Fairy Meadows requires a pretty long flight in, and our flight day had a fair bit of snow, fog, rain (in town) and wind, as we waited for a possible break in the weather a heli-ski crew took off to head to their lodge only to return to base.  Much ski porn was watched, much scrabble played, etc. and we were pretty certain that we would be flying the next morning, but suddenly things lit up, some of our crew was whisked into the copter and off they went. As it turns out, the crew that was in the hut had conveniently turned off their radios and were out skiing, in the sauna, and making dinner when the heli came in, so apparently they got into a bit of a flurry to exit the hut in a hurry.

It was a bit touch and go due to the late hour, but the last of our crew, food, and gear arrived just before dark and we quickly settled in.

After a solid session of eye-opening rescue practice in the morn we headed up into the hills above the hut where I found a good 38 degree, hundred-vertical foot test slope and  -on belay - jumped out on it to see what would happen.  One stomp got this great shooting crack:

and the second got a nice 18' crown to break and race down the hill.

A bit of an ominous start to the trip, but as it turned out, that was the only avy activity we had all week.

Beyond that, it was essentially BC hut trip standard fare:  wake up, feast on breakfast, have the usual "who's going where" cluster, everyone leaves, march about and ski some great lines, come back and drink, eat, play games (except for Elliot!) hit the rack, and repeat the next day.  Here are a slew of pics:
big flat glaciers, with Mt Sir Sandford looming in the distance

Marching to the Gendarmes

Our fearful leader heading up into Heaven

where he become positively Angelic
then hucked his carc....

and was proud to finally be a ski-breaker!
Speaking of hucking, Christian decided that this OMA (Old Man Air) wasn't enough, and decided to go big.  Here's the sequence:
Rockin on down, getting ready to fly

so excited he's flapping his wings in anticipation....

then becomes a veritable jet! 

The shot of the trip.  

The cratering-in on the dead flat surface.
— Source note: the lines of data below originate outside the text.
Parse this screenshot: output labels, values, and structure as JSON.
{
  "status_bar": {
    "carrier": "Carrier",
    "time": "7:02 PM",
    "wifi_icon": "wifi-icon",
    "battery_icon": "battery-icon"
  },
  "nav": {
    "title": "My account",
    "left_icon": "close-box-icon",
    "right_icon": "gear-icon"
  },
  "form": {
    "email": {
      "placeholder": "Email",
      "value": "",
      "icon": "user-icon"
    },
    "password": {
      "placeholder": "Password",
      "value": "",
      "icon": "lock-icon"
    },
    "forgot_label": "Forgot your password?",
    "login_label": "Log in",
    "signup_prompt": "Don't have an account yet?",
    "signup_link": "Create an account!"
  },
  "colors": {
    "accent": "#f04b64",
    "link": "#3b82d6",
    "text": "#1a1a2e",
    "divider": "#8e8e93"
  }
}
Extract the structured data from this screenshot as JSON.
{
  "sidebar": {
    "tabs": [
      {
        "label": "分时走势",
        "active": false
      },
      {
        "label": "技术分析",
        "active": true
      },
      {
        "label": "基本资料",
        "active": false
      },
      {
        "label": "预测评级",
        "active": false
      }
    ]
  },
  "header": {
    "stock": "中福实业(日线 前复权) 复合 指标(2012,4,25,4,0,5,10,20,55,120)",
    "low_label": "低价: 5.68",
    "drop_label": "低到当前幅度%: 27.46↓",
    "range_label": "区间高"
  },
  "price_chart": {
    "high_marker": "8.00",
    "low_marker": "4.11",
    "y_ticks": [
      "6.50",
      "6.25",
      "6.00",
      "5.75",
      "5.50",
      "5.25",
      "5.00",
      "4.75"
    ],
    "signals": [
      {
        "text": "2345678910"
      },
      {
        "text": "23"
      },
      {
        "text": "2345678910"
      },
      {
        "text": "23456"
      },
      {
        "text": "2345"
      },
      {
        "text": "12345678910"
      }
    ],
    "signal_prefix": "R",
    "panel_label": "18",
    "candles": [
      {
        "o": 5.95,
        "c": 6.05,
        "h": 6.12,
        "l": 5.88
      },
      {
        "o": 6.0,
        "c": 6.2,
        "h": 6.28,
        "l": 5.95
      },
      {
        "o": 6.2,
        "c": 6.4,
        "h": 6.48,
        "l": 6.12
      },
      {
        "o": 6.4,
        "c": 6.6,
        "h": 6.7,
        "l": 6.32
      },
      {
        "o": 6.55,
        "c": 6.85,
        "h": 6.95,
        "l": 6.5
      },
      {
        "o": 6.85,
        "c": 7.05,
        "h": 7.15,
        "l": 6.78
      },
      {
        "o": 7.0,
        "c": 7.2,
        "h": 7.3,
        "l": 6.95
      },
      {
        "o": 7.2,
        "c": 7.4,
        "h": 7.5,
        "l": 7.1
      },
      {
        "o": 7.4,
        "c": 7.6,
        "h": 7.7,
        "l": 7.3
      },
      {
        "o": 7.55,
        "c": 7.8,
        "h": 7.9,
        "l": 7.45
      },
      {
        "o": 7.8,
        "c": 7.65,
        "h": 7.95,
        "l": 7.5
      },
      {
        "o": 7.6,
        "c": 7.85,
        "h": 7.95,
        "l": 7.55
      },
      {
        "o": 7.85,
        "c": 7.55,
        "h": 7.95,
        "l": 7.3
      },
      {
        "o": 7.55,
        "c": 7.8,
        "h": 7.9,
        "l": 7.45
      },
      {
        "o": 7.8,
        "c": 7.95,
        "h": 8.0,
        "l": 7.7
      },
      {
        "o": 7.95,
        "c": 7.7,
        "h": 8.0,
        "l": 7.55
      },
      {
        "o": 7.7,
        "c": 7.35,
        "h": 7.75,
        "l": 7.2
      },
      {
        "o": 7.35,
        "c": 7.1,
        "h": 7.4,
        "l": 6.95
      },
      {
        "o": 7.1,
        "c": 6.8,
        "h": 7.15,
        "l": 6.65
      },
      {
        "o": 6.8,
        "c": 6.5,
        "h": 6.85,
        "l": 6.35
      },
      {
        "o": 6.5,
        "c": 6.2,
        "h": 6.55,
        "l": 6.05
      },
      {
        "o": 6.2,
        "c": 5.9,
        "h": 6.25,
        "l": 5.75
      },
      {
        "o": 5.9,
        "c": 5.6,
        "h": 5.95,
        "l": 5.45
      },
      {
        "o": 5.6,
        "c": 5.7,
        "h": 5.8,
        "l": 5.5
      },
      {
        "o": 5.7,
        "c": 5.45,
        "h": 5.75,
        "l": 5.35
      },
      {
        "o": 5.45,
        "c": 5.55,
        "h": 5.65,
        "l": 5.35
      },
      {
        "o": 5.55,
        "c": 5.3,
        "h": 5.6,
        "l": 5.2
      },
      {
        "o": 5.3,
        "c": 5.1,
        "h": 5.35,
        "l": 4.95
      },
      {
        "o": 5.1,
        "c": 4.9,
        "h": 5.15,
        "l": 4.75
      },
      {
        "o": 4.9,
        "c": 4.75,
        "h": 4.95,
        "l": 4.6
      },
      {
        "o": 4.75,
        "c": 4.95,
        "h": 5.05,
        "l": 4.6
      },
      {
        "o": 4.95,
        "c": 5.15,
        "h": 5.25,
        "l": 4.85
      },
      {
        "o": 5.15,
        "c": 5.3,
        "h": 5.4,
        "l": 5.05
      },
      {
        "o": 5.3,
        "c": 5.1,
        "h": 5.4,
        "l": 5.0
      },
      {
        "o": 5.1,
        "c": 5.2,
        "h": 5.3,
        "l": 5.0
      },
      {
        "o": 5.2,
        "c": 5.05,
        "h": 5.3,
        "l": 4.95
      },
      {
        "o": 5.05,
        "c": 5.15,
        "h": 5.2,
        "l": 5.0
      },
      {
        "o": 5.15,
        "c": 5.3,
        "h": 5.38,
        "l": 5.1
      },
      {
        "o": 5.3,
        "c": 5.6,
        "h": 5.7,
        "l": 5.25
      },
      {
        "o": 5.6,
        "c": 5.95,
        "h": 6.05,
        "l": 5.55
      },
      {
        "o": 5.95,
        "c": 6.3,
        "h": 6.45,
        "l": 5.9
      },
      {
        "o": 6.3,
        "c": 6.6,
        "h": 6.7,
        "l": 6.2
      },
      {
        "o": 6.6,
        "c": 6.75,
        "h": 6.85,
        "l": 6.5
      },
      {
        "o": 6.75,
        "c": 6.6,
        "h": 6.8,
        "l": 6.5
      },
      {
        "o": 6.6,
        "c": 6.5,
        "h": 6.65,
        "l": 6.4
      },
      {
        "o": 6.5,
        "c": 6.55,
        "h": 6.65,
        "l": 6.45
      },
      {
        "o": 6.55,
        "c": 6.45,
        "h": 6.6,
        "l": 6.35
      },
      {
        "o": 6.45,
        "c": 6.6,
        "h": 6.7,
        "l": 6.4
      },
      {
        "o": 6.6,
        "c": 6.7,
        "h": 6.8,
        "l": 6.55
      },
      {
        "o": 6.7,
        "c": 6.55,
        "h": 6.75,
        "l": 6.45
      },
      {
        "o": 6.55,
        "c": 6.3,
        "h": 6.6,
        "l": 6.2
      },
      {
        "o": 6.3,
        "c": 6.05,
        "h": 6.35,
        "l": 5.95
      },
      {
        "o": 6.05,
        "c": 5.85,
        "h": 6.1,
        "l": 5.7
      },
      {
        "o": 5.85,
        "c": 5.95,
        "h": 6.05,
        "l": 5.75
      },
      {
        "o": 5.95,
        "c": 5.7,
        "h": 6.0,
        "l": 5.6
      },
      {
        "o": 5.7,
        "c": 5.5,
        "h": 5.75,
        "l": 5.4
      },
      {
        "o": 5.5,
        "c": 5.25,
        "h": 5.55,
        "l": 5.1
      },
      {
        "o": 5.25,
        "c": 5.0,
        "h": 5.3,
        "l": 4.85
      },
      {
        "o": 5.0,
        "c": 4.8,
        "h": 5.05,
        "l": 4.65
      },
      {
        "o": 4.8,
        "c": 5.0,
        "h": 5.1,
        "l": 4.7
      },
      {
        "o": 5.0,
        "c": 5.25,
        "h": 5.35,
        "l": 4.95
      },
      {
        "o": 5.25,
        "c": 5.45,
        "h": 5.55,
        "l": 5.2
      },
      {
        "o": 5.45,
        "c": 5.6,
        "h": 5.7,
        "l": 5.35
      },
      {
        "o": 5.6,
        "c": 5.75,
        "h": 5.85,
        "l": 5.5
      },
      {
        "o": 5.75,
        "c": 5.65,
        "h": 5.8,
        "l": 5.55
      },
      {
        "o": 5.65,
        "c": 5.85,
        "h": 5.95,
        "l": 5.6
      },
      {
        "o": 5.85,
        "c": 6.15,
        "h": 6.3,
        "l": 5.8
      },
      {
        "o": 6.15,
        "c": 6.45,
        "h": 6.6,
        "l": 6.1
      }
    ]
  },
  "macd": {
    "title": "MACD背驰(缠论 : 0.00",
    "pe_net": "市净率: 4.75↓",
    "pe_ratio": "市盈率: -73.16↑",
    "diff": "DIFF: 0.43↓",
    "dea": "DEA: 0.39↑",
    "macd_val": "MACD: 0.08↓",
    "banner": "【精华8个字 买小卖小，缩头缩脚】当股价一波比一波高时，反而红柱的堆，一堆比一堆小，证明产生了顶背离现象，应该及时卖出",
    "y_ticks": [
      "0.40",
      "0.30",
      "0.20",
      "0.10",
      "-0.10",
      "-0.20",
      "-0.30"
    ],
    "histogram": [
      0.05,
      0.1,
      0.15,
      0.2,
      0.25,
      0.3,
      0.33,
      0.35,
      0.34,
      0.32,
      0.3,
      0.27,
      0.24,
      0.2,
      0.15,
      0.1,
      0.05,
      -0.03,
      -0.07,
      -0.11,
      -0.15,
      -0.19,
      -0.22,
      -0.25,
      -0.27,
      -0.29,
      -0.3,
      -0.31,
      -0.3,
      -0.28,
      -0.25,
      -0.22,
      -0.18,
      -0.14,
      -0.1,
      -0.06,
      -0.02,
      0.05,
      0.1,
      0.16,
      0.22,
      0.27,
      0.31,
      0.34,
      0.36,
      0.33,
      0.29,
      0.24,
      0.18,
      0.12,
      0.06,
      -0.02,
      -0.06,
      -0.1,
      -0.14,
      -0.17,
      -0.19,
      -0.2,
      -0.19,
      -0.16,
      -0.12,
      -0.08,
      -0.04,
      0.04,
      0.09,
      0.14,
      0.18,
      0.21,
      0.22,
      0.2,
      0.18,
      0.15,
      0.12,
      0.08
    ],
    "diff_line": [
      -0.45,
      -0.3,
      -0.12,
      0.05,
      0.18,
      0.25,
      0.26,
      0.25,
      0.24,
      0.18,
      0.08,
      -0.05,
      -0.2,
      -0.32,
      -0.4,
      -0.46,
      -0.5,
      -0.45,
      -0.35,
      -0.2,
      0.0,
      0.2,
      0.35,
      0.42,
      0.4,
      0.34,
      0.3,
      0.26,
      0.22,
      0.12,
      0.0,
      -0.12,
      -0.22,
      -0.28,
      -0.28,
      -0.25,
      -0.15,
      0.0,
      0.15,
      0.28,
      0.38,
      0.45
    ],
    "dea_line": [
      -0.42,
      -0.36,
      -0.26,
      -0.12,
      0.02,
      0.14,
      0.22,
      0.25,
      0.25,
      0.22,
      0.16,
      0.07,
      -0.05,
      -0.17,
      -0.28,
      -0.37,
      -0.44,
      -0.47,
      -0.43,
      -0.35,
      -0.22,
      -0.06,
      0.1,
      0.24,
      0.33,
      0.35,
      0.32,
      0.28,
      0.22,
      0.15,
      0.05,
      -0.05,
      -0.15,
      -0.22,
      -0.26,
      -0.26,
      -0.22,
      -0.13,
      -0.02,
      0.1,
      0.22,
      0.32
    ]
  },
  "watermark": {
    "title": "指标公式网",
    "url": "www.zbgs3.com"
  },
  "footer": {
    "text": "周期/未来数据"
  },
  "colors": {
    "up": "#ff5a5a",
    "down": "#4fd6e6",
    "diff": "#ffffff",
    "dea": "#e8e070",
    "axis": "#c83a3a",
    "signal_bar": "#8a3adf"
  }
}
I thought I had just witnessed a paralysis!  

But Ullr the snow god smiled on the fair Christian, and with a bit of a sore back and neck he was railing the next day!

I decided to shoot the tube....

And our weather improved again so we could go up high....
and feel pretty small.....

it wasn't super steep skiing....

but was pretty sublime.
little person, big mountains

snacking, something we do well
Ash in her element
Near the top of Sentinel Peak, which looms above the hut
Gay Flat Powder Canadian style

Wind sculpted old ski tracks...
including pole plants....
Sarah and Christian on top of the world
And Mark well below that, getting our drinking water.  
Team Voile, stoked about our most-excellent V6's, which were perfect for the variable conditions we had
scruffy folks, phun times
with a special visit by the local clown!
No trip is complete without the gratuitous hut kicker fest, so I invoked some long lost gags from the bag:

And while we waited for the heli to whisk us back to cilivization, Austin (who had never toured before, yet slayed it!) took advantage of the deep-snowpack trench to gap huck....

and thus we were done.  Fairy Meadows isn't the most skiable hut we've been to, but the infamous craggy terrain is pretty ridonculous.

Then back to the humdrum Wasatch...

Our fellow hutmates  -from the Northwest - turned out to be stellar photographers, and for mo bettah scenic shots of the area here are a couple of links to their sites to get a better sense of the terrain and see pics of people you don't know.

Thanks again to Elliot for having the foresight - and luck - to get the hut late season (and in a challenging Wasatch season!), organizing the trip, putting together a great crew, and inviting us!